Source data
■ ■ ■ ■ ■ ■ ■
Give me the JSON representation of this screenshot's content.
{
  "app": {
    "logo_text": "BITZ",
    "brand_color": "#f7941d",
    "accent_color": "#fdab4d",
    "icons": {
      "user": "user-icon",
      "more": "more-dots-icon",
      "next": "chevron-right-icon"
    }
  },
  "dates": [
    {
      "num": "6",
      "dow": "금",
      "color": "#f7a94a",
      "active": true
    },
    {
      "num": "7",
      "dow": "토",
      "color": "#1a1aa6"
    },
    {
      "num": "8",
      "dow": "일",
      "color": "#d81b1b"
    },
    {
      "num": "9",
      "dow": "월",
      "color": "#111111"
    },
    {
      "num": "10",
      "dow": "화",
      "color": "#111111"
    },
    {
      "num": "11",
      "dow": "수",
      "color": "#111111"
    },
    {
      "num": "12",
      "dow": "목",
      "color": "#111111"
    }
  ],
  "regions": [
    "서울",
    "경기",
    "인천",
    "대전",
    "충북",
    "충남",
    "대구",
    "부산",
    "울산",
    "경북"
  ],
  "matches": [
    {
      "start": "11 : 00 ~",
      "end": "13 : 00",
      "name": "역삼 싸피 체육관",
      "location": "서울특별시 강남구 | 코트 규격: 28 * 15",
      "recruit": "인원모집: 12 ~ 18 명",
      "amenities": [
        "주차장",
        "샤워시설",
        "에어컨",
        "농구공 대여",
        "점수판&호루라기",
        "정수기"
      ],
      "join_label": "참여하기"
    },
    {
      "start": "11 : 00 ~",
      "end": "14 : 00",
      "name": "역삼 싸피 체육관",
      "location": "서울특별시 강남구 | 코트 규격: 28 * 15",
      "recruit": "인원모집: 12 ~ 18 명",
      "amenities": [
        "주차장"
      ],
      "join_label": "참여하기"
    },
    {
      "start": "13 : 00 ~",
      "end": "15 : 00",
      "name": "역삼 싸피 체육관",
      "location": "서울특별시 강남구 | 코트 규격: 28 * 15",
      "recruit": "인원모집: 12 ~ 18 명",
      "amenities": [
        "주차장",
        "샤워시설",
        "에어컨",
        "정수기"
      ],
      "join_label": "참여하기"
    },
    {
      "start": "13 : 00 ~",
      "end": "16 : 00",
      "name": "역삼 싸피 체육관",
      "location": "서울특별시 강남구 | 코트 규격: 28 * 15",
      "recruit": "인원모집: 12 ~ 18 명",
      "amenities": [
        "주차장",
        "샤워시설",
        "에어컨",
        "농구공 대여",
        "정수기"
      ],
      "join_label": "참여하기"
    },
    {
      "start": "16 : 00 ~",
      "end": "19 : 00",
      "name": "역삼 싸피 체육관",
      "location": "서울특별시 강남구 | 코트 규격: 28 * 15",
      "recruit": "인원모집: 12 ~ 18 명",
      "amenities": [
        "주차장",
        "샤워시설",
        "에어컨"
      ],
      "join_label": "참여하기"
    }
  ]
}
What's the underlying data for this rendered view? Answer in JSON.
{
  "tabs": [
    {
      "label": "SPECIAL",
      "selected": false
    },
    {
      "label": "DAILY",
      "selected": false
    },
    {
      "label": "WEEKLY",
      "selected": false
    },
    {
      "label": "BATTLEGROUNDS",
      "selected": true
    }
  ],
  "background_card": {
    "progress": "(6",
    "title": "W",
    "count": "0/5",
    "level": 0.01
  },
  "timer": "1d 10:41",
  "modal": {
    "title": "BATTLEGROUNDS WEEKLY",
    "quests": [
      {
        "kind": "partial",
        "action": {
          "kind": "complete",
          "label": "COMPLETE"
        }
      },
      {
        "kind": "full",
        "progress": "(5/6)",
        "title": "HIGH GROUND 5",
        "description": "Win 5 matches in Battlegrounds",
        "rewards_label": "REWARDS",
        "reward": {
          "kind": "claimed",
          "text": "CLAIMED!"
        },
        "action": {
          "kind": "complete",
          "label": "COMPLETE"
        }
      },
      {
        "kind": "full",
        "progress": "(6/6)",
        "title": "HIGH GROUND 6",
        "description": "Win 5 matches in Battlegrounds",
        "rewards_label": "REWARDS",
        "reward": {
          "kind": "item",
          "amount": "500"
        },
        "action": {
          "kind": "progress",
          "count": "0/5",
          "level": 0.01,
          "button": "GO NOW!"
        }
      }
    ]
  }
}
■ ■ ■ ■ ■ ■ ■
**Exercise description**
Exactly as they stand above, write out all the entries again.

**Response below**
Give me the JSON representation of this screenshot's content.
{
  "app": {
    "logo_text": "BITZ",
    "brand_color": "#f7941d",
    "accent_color": "#fdab4d",
    "icons": {
      "user": "user-icon",
      "more": "more-dots-icon",
      "next": "chevron-right-icon"
    }
  },
  "dates": [
    {
      "num": "6",
      "dow": "금",
      "color": "#f7a94a",
      "active": true
    },
    {
      "num": "7",
      "dow": "토",
      "color": "#1a1aa6"
    },
    {
      "num": "8",
      "dow": "일",
      "color": "#d81b1b"
    },
    {
      "num": "9",
      "dow": "월",
      "color": "#111111"
    },
    {
      "num": "10",
      "dow": "화",
      "color": "#111111"
    },
    {
      "num": "11",
      "dow": "수",
      "color": "#111111"
    },
    {
      "num": "12",
      "dow": "목",
      "color": "#111111"
    }
  ],
  "regions": [
    "서울",
    "경기",
    "인천",
    "대전",
    "충북",
    "충남",
    "대구",
    "부산",
    "울산",
    "경북"
  ],
  "matches": [
    {
      "start": "11 : 00 ~",
      "end": "13 : 00",
      "name": "역삼 싸피 체육관",
      "location": "서울특별시 강남구 | 코트 규격: 28 * 15",
      "recruit": "인원모집: 12 ~ 18 명",
      "amenities": [
        "주차장",
        "샤워시설",
        "에어컨",
        "농구공 대여",
        "점수판&호루라기",
        "정수기"
      ],
      "join_label": "참여하기"
    },
    {
      "start": "11 : 00 ~",
      "end": "14 : 00",
      "name": "역삼 싸피 체육관",
      "location": "서울특별시 강남구 | 코트 규격: 28 * 15",
      "recruit": "인원모집: 12 ~ 18 명",
      "amenities": [
        "주차장"
      ],
      "join_label": "참여하기"
    },
    {
      "start": "13 : 00 ~",
      "end": "15 : 00",
      "name": "역삼 싸피 체육관",
      "location": "서울특별시 강남구 | 코트 규격: 28 * 15",
      "recruit": "인원모집: 12 ~ 18 명",
      "amenities": [
        "주차장",
        "샤워시설",
        "에어컨",
        "정수기"
      ],
      "join_label": "참여하기"
    },
    {
      "start": "13 : 00 ~",
      "end": "16 : 00",
      "name": "역삼 싸피 체육관",
      "location": "서울특별시 강남구 | 코트 규격: 28 * 15",
      "recruit": "인원모집: 12 ~ 18 명",
      "amenities": [
        "주차장",
        "샤워시설",
        "에어컨",
        "농구공 대여",
        "정수기"
      ],
      "join_label": "참여하기"
    },
    {
      "start": "16 : 00 ~",
      "end": "19 : 00",
      "name": "역삼 싸피 체육관",
      "location": "서울특별시 강남구 | 코트 규격: 28 * 15",
      "recruit": "인원모집: 12 ~ 18 명",
      "amenities": [
        "주차장",
        "샤워시설",
        "에어컨"
      ],
      "join_label": "참여하기"
    }
  ]
}
What's the underlying data for this rendered view? Answer in JSON.
{
  "tabs": [
    {
      "label": "SPECIAL",
      "selected": false
    },
    {
      "label": "DAILY",
      "selected": false
    },
    {
      "label": "WEEKLY",
      "selected": false
    },
    {
      "label": "BATTLEGROUNDS",
      "selected": true
    }
  ],
  "background_card": {
    "progress": "(6",
    "title": "W",
    "count": "0/5",
    "level": 0.01
  },
  "timer": "1d 10:41",
  "modal": {
    "title": "BATTLEGROUNDS WEEKLY",
    "quests": [
      {
        "kind": "partial",
        "action": {
          "kind": "complete",
          "label": "COMPLETE"
        }
      },
      {
        "kind": "full",
        "progress": "(5/6)",
        "title": "HIGH GROUND 5",
        "description": "Win 5 matches in Battlegrounds",
        "rewards_label": "REWARDS",
        "reward": {
          "kind": "claimed",
          "text": "CLAIMED!"
        },
        "action": {
          "kind": "complete",
          "label": "COMPLETE"
        }
      },
      {
        "kind": "full",
        "progress": "(6/6)",
        "title": "HIGH GROUND 6",
        "description": "Win 5 matches in Battlegrounds",
        "rewards_label": "REWARDS",
        "reward": {
          "kind": "item",
          "amount": "500"
        },
        "action": {
          "kind": "progress",
          "count": "0/5",
          "level": 0.01,
          "button": "GO NOW!"
        }
      }
    ]
  }
}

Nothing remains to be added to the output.